Going tough on Electronic Nicotine Delivery Systems (ENDS), including e-cigarettes, the health ministry has proposed to classify such alternative smoking devices as "drugs" under the Drugs and Cosmetics Act, in a bid to ban their manufacture, sale, distribution and import.
According to official sources, the proposal has been approved by the Drug Technical Advisory Board (DTAB), the government's top advisory body on technical matters related to medicines in the country.
The move comes amid a raging debate over the harm-reduction aspects of ENDS.
Some organisations claim that these devices help in smoking cessation and are less harmful alternatives to traditional cigarettes, while the government is seeking to ban them contending they pose health risks to users, similar to those of conventional cigarettes.

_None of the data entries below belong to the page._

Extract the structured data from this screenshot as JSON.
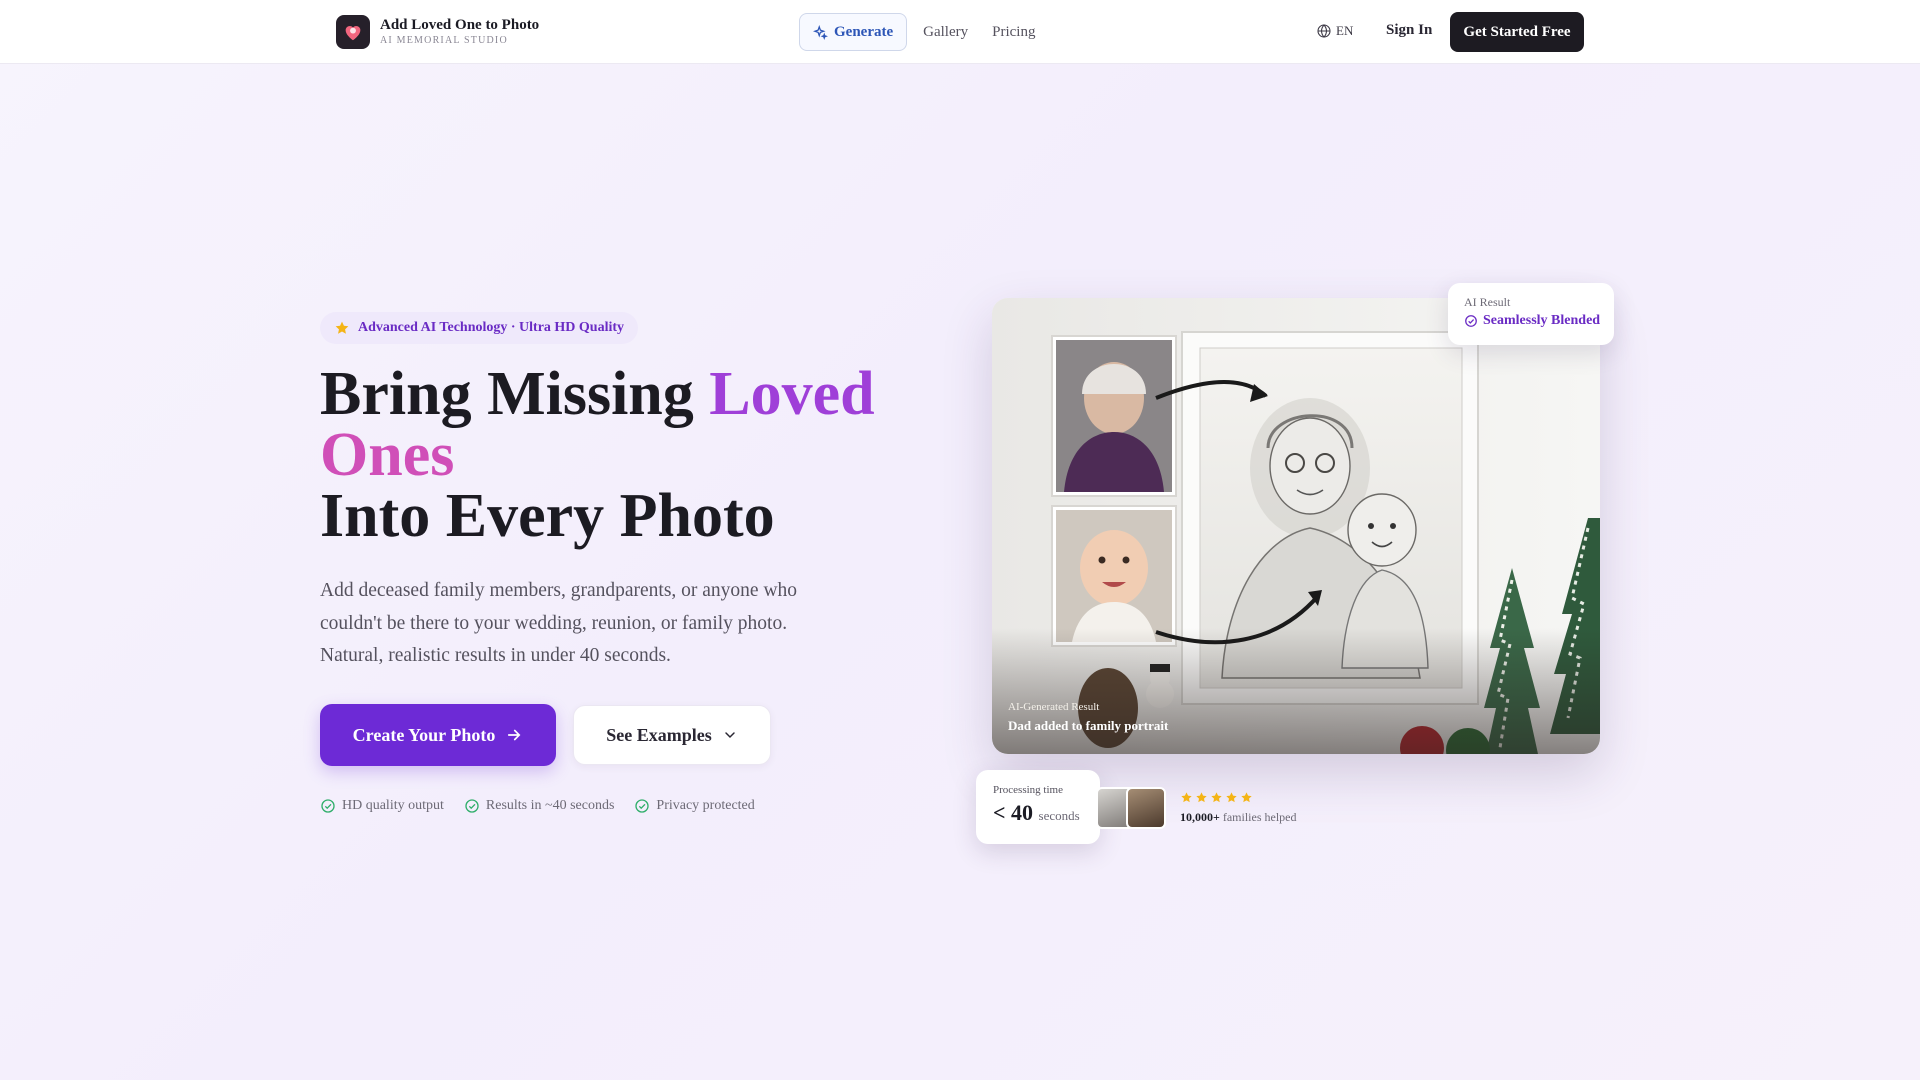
{
  "nav": {
    "brand_title": "Add Loved One to Photo",
    "brand_subtitle": "AI MEMORIAL STUDIO",
    "links": {
      "generate": "Generate",
      "gallery": "Gallery",
      "pricing": "Pricing"
    },
    "language": "EN",
    "sign_in": "Sign In",
    "cta": "Get Started Free"
  },
  "hero": {
    "badge": "Advanced AI Technology · Ultra HD Quality",
    "title_line1": "Bring Missing ",
    "title_accent1": "Loved",
    "title_accent2": "Ones",
    "title_line3": "Into Every Photo",
    "subtitle": "Add deceased family members, grandparents, or anyone who couldn't be there to your wedding, reunion, or family photo. Natural, realistic results in under 40 seconds.",
    "primary_button": "Create Your Photo",
    "secondary_button": "See Examples",
    "features": [
      "HD quality output",
      "Results in ~40 seconds",
      "Privacy protected"
    ]
  },
  "showcase": {
    "caption_small": "AI-Generated Result",
    "caption_big": "Dad added to family portrait",
    "ai_card": {
      "label": "AI Result",
      "value": "Seamlessly Blended"
    },
    "processing": {
      "label": "Processing time",
      "value": "< 40",
      "unit": "seconds"
    },
    "rating_stars": 5,
    "families_count": "10,000+",
    "families_text": " families helped"
  },
  "colors": {
    "accent_purple": "#6d2ad6",
    "title_purple": "#9f3fd8",
    "title_pink": "#d04fb8",
    "check_green": "#2fae6a",
    "star_gold": "#f4b416"
  }
}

ENDS are devices that heat a solution to create an aerosol, which also frequently contains flavours, usually dissolved into propylene glycol and glycerin.
There are various types of ENDS devices like e-cigarettes, heat-not-burn devices, vape, e-sheesha, e-nicotine flavoured hookah among others.
Indian drug regulator, the Central Drugs Standard Control Organisation (CDSCO), under the health ministry has proposed that manufacture, sale and distribution of ENDS, including e-cigarettes and similar products, should be prohibited under Section 26A of the Drugs and Cosmetics Act, 1940, while their import should be outlawed under Section 10A of the legislation.
The proposal stated that under the provisions of 'drugs' in the Act, any item intended to be used as an aid to help quit smoking is covered under the definition of drugs.
Various drugs have been approved as aid for smoking cessation under the provisions of the Act and its rules, a source said while elaborating on the proposal.
According to the proposal, "After revisiting its earlier deliberations, the Drugs Consultative Committee has recommended that since ENDS and the like products are used as a tobacco cessation product and function for nicotine delivery for reasons including nicotine de-addiction, hence these devices and product fall under the definition of 'drug' as defined under section 3(b) of the Drugs and Cosmetics Act, 1940."
Asserting that availability of ENDS devices is widespread in the country and is posing serious health risks, the proposal mentioned that the safety aspect of these products has not been established and their efficacy on Indian population too has not have been approved under the provisions of the drug law.
Some states, including Punjab, Haryana, Kerala, Mizoram, Karnataka, and Jammu and Kashmir, have already banned e-cigarettes as an unapproved drug. While all of them have banned it under the Drugs and Cosmetics Act, some have added the Poisons Act, 1919.
Apex research body - the Indian Council of Medical Research (ICMR) has recommended a "complete ban" on ENDS, saying their use can initiate nicotine addiction among non-smokers also.
In a white paper released last month, the ICMR said e-cigarettes adversely affects the cardiovascular system, impairs respiratory immune cell function and airways in a way similar to cigarette smoking and is responsible for severe respiratory diseases.
It also poses risk to foetal, infant and child brain development, the white paper claimed.
A consumer body, the Association of Vapers India (AVI), has questioned the veracity of ICMR white paper on ENDS, saying empirical evidence from countries that have allowed e-cigarettes show "smoking rates have declined at a historic pace".
In August last year, the Union Health Ministry issued an advisory to all states and Union Territories to stop manufacture, sale and import of ENDS. The advisory was subsequently challenged in the Delhi High Court which ruled it to be non-binding on states and government bodies.
However, some states, including Punjab, Karnataka, Kerala, Bihar, Uttar Pradesh, Himachal Pradesh, Tamil Nadu, Maharashtra, Jharkhand, Rajasthan and Mizoram have already banned use and sale of e-cigarettes, vape and e-hookah.
The health ministry was earlier in a dilemma on whether to ban ENDS under the Cigarettes and Other Tobacco Products Act (COTPA) or the Drugs and Cosmetics Act.
In March, the CDSCO directed all drug controllers in states and UTs not to allow the manufacture, sale, import and advertisement of ENDS, including e-cigarettes and flavoured hookah, in their jurisdictions.
Over 1,000 doctors from 24 states and three UTs in April this year urged Prime Minister Narendra Modi to enforce a ban on ENDS before it becomes an "epidemic in India", especially among the youth.
However, over 3,000 users of such devices have written to the prime minister, requesting him to legalise them claiming their health has improved significantly after switching to vaping from smoking conventional cigarettes.
The sale of e-cigarettes is completely banned in 25 countries, including Brazil, Norway and Singapore, while market authorization is required in 17 other countries.
In the United States, ENDS, that are marketed for therapeutic purposes are currently regulated by the US-FDA and Center for Drug Evaluation and Research, the ICMR white paper stated.
(This story has not been edited by Business Standard staff and is auto-generated from a syndicated feed.)